August 15, 2019

Characteristics of Public and Private Elementary and Secondary Schools in the United States: Results From the 2017–18 National Teacher and Principal Survey First Look.  The National Teacher and Principal Survey (NTPS) collects data from public and private K-12 schools, principals, and teachers across the United States.  Its data provides critical data on core topics such as school characteristics and services, principal and teacher demographics, and teacher preparation.  The most recent 2017-18 report examined public (traditional), charter, and private schools in terms of their participation in the federal free or reduced-price lunch programs (FRLP), special education, English-language learners (ELLs) or limited-English proficient (LEP), extended school days, school start times, special emphasis schools, and minutes of instruction. One of the takeaways from the data is that public (traditional) and charter schools have almost identical statistics in these categories.  Included in this data are the following:  

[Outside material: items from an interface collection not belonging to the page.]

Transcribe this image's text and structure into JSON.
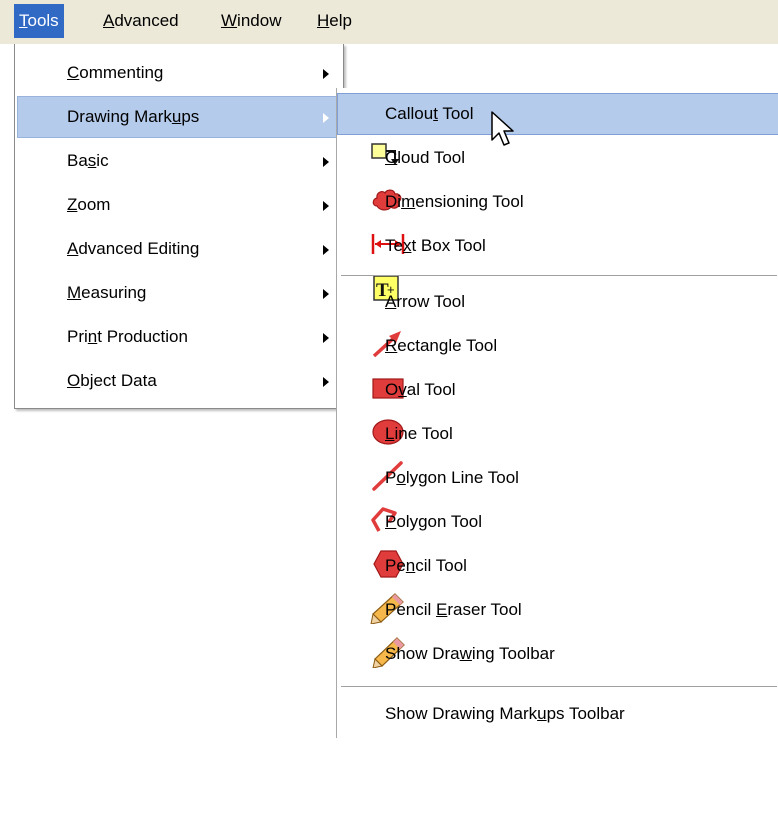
{
  "menubar": {
    "items": [
      {
        "prefix": "",
        "mnemonic": "T",
        "rest": "ools"
      },
      {
        "prefix": "",
        "mnemonic": "A",
        "rest": "dvanced"
      },
      {
        "prefix": "",
        "mnemonic": "W",
        "rest": "indow"
      },
      {
        "prefix": "",
        "mnemonic": "H",
        "rest": "elp"
      }
    ]
  },
  "tools_menu": {
    "items": [
      {
        "prefix": "",
        "mnemonic": "C",
        "rest": "ommenting"
      },
      {
        "prefix": "Drawing Mark",
        "mnemonic": "u",
        "rest": "ps"
      },
      {
        "prefix": "Ba",
        "mnemonic": "s",
        "rest": "ic"
      },
      {
        "prefix": "",
        "mnemonic": "Z",
        "rest": "oom"
      },
      {
        "prefix": "",
        "mnemonic": "A",
        "rest": "dvanced Editing"
      },
      {
        "prefix": "",
        "mnemonic": "M",
        "rest": "easuring"
      },
      {
        "prefix": "Pri",
        "mnemonic": "n",
        "rest": "t Production"
      },
      {
        "prefix": "",
        "mnemonic": "O",
        "rest": "bject Data"
      }
    ]
  },
  "drawing_markups_menu": {
    "items": [
      {
        "prefix": "Callou",
        "mnemonic": "t",
        "rest": " Tool",
        "icon": "callout-tool-icon"
      },
      {
        "prefix": "",
        "mnemonic": "C",
        "rest": "loud Tool",
        "icon": "cloud-tool-icon"
      },
      {
        "prefix": "Di",
        "mnemonic": "m",
        "rest": "ensioning Tool",
        "icon": "dimensioning-tool-icon"
      },
      {
        "prefix": "Te",
        "mnemonic": "x",
        "rest": "t Box Tool",
        "icon": "text-box-tool-icon"
      },
      {
        "prefix": "",
        "mnemonic": "A",
        "rest": "rrow Tool",
        "icon": "arrow-tool-icon"
      },
      {
        "prefix": "",
        "mnemonic": "R",
        "rest": "ectangle Tool",
        "icon": "rectangle-tool-icon"
      },
      {
        "prefix": "O",
        "mnemonic": "v",
        "rest": "al Tool",
        "icon": "oval-tool-icon"
      },
      {
        "prefix": "",
        "mnemonic": "L",
        "rest": "ine Tool",
        "icon": "line-tool-icon"
      },
      {
        "prefix": "P",
        "mnemonic": "o",
        "rest": "lygon Line Tool",
        "icon": "polygon-line-tool-icon"
      },
      {
        "prefix": "",
        "mnemonic": "P",
        "rest": "olygon Tool",
        "icon": "polygon-tool-icon"
      },
      {
        "prefix": "Pe",
        "mnemonic": "n",
        "rest": "cil Tool",
        "icon": "pencil-tool-icon"
      },
      {
        "prefix": "Pencil ",
        "mnemonic": "E",
        "rest": "raser Tool",
        "icon": "pencil-eraser-tool-icon"
      },
      {
        "prefix": "Show Dra",
        "mnemonic": "w",
        "rest": "ing Toolbar"
      },
      {
        "prefix": "Show Drawing Mark",
        "mnemonic": "u",
        "rest": "ps Toolbar"
      }
    ]
  },
  "colors": {
    "menubar_bg": "#ece9d8",
    "active_menu": "#316ac5",
    "highlight": "#b4cbeb",
    "icon_red": "#e03c3c",
    "icon_yellow": "#ffff99"
  }
}
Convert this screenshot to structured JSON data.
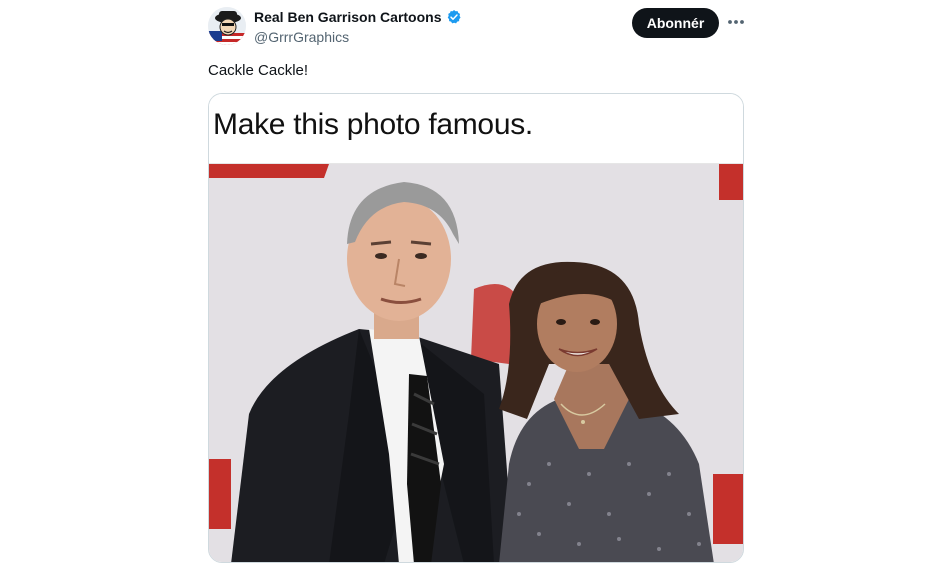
{
  "tweet": {
    "author": {
      "display_name": "Real Ben Garrison Cartoons",
      "handle": "@GrrrGraphics",
      "verified": true,
      "verified_color": "#1d9bf0",
      "avatar_icon": "cartoon-avatar"
    },
    "follow_label": "Abonnér",
    "more_icon": "more-horizontal-icon",
    "text": "Cackle Cackle!",
    "media": {
      "caption": "Make this photo famous.",
      "photo_description_icon": "photo-image"
    }
  }
}
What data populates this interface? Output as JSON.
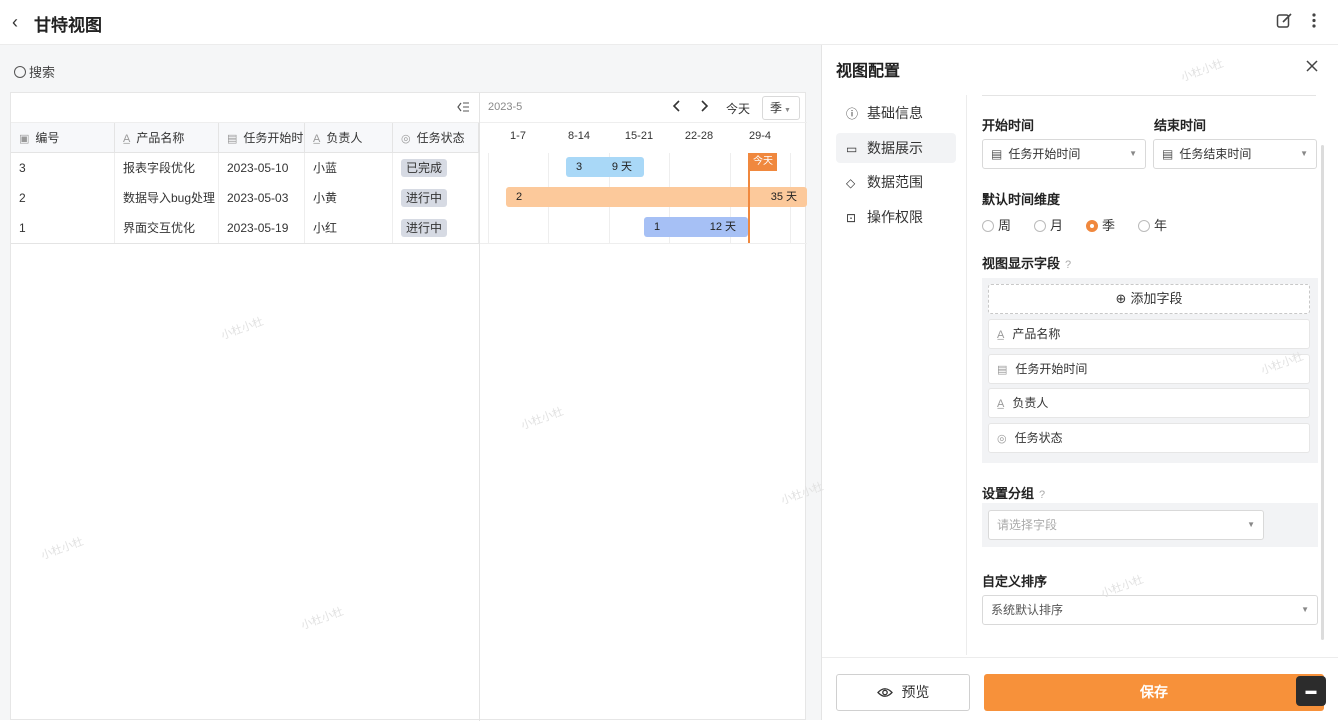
{
  "header": {
    "back_glyph": "‹",
    "title": "甘特视图",
    "edit_icon": "edit-icon",
    "more_icon": "more-icon"
  },
  "search": {
    "label": "搜索"
  },
  "table": {
    "columns": [
      "编号",
      "产品名称",
      "任务开始时间",
      "负责人",
      "任务状态"
    ],
    "rows": [
      {
        "id": "3",
        "name": "报表字段优化",
        "start": "2023-05-10",
        "owner": "小蓝",
        "status": "已完成"
      },
      {
        "id": "2",
        "name": "数据导入bug处理",
        "start": "2023-05-03",
        "owner": "小黄",
        "status": "进行中"
      },
      {
        "id": "1",
        "name": "界面交互优化",
        "start": "2023-05-19",
        "owner": "小红",
        "status": "进行中"
      }
    ]
  },
  "gantt": {
    "month": "2023-5",
    "today_btn": "今天",
    "scale_select": "季",
    "weeks": [
      "1-7",
      "8-14",
      "15-21",
      "22-28",
      "29-4"
    ],
    "today_badge": "今天",
    "bars": [
      {
        "id": "3",
        "days": "9 天",
        "color": "#a9d8f7"
      },
      {
        "id": "2",
        "days": "35 天",
        "color": "#fcc99b"
      },
      {
        "id": "1",
        "days": "12 天",
        "color": "#a6c0f5"
      }
    ]
  },
  "panel": {
    "title": "视图配置",
    "nav": [
      "基础信息",
      "数据展示",
      "数据范围",
      "操作权限"
    ],
    "start_label": "开始时间",
    "end_label": "结束时间",
    "start_value": "任务开始时间",
    "end_value": "结束时间_placeholder",
    "end_value_text": "任务结束时间",
    "dim_label": "默认时间维度",
    "dims": [
      "周",
      "月",
      "季",
      "年"
    ],
    "dim_selected": "季",
    "fields_label": "视图显示字段",
    "add_field": "添加字段",
    "fields": [
      "产品名称",
      "任务开始时间",
      "负责人",
      "任务状态"
    ],
    "group_label": "设置分组",
    "group_placeholder": "请选择字段",
    "sort_label": "自定义排序",
    "sort_value": "系统默认排序",
    "preview_btn": "预览",
    "save_btn": "保存"
  },
  "watermark": "小杜小杜",
  "colors": {
    "accent": "#f7913a",
    "today": "#f0883e"
  }
}
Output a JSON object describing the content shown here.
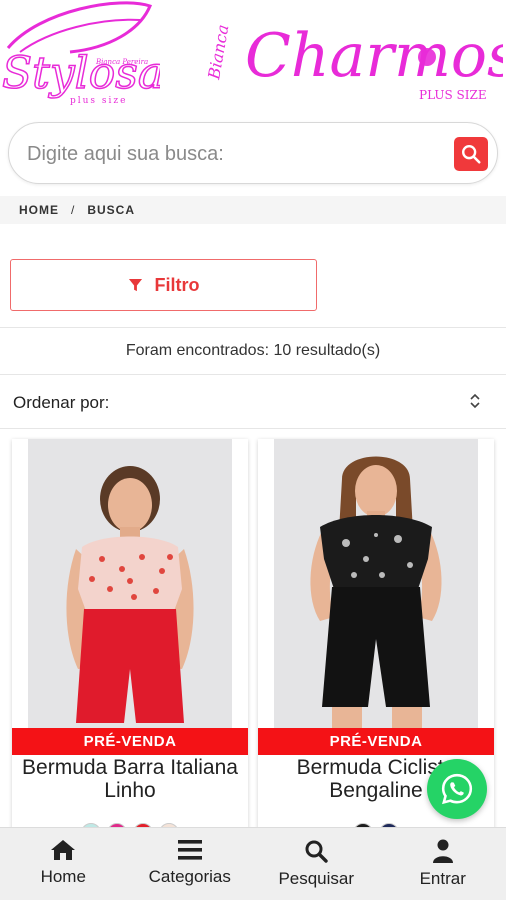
{
  "brand": {
    "logo_left": {
      "main": "Stylosa",
      "sub": "plus size",
      "tag": "Bianca Pereira"
    },
    "logo_right": {
      "main": "Charmosa",
      "sub": "PLUS SIZE",
      "prefix": "Bianca"
    }
  },
  "search": {
    "placeholder": "Digite aqui sua busca:",
    "button_icon": "search-icon"
  },
  "breadcrumb": {
    "items": [
      "HOME",
      "BUSCA"
    ],
    "separator": "/"
  },
  "filter": {
    "label": "Filtro",
    "icon": "filter-icon"
  },
  "results": {
    "text": "Foram encontrados: 10 resultado(s)"
  },
  "sort": {
    "label": "Ordenar por:",
    "icon": "chevron-updown-icon"
  },
  "products": [
    {
      "name": "Bermuda Barra Italiana Linho",
      "badge": "PRÉ-VENDA",
      "swatches": [
        "#bfe9e6",
        "#e02a8a",
        "#e3202b",
        "#f4e3d8"
      ]
    },
    {
      "name": "Bermuda Ciclista Bengaline",
      "badge": "PRÉ-VENDA",
      "swatches": [
        "#1d1d1d",
        "#1f2a5a"
      ]
    }
  ],
  "whatsapp": {
    "icon": "whatsapp-icon"
  },
  "bottom_nav": [
    {
      "label": "Home",
      "icon": "home-icon"
    },
    {
      "label": "Categorias",
      "icon": "menu-icon"
    },
    {
      "label": "Pesquisar",
      "icon": "search-icon"
    },
    {
      "label": "Entrar",
      "icon": "user-icon"
    }
  ],
  "colors": {
    "accent": "#f0393b",
    "brand_pink": "#e82bd8",
    "badge": "#f41216",
    "whatsapp": "#25d366"
  }
}
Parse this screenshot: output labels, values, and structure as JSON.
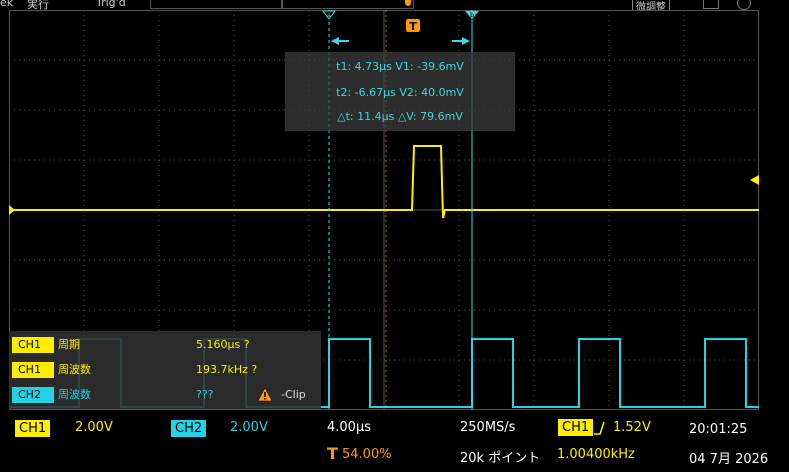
{
  "colors": {
    "ch1": "#ffee00",
    "ch2": "#22d3e6",
    "cursor": "#3fd6e0",
    "trigger": "#ff9900",
    "grid": "#555555"
  },
  "topbar": {
    "left_label": "ek",
    "run_label": "実行",
    "trig_label": "Trig'd",
    "right_button": "微調整"
  },
  "cursor": {
    "t1_readout": "t1: 4.73µs  V1: -39.6mV",
    "t2_readout": "t2: -6.67µs  V2: 40.0mV",
    "delta_readout": "△t: 11.4µs  △V: 79.6mV",
    "marker_a": "a",
    "marker_b": "b"
  },
  "trigger_marker": "T",
  "measurements": [
    {
      "channel": "CH1",
      "label": "周期",
      "value": "5.160µs  ?"
    },
    {
      "channel": "CH1",
      "label": "周波数",
      "value": "193.7kHz  ?"
    },
    {
      "channel": "CH2",
      "label": "周波数",
      "value": "???",
      "warning": "-Clip"
    }
  ],
  "status": {
    "ch1_label": "CH1",
    "ch1_scale": "2.00V",
    "ch2_label": "CH2",
    "ch2_scale": "2.00V",
    "timebase": "4.00µs",
    "trigger_pos_symbol": "T",
    "trigger_pos": "54.00%",
    "sample_rate": "250MS/s",
    "record_length": "20k ポイント",
    "trig_source": "CH1",
    "trig_level": "1.52V",
    "trig_freq": "1.00400kHz",
    "time": "20:01:25",
    "date": "04 7月 2026"
  }
}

  • Approximately 12% of all K-12 students have IEPs or formally identified disabilities: public (traditional) 13% schools, charter schools 11%, and private schools 7.5%.  Ten percent of all K-12 students required ELL/LEP services: public (traditional) 10.6% schools, charter schools 10.2%, and private schools 2.6%.
  • The majority of public schools (96.6% of traditional public schools and 83.6% of charter schools) participated in the FLRP, with over half of all students receiving these services (55% of total students in each). Private schools were much less likely to participate, with only 18.8% of private schools and 8.7% of the served population receiving FRLP.   

Citation:  Taie, S., and Goldring, R. (2019). Characteristics of Public and Private Elementary and Secondary Schools in the United States: Results From the 201718 National Teacher and Principal Survey First Look (NCES 2019-140). U.S. Department of Education. Washington, DC: National Center for Education Statistics. 

Link:  https://nces.ed.gov/pubs2019/2019140.pdf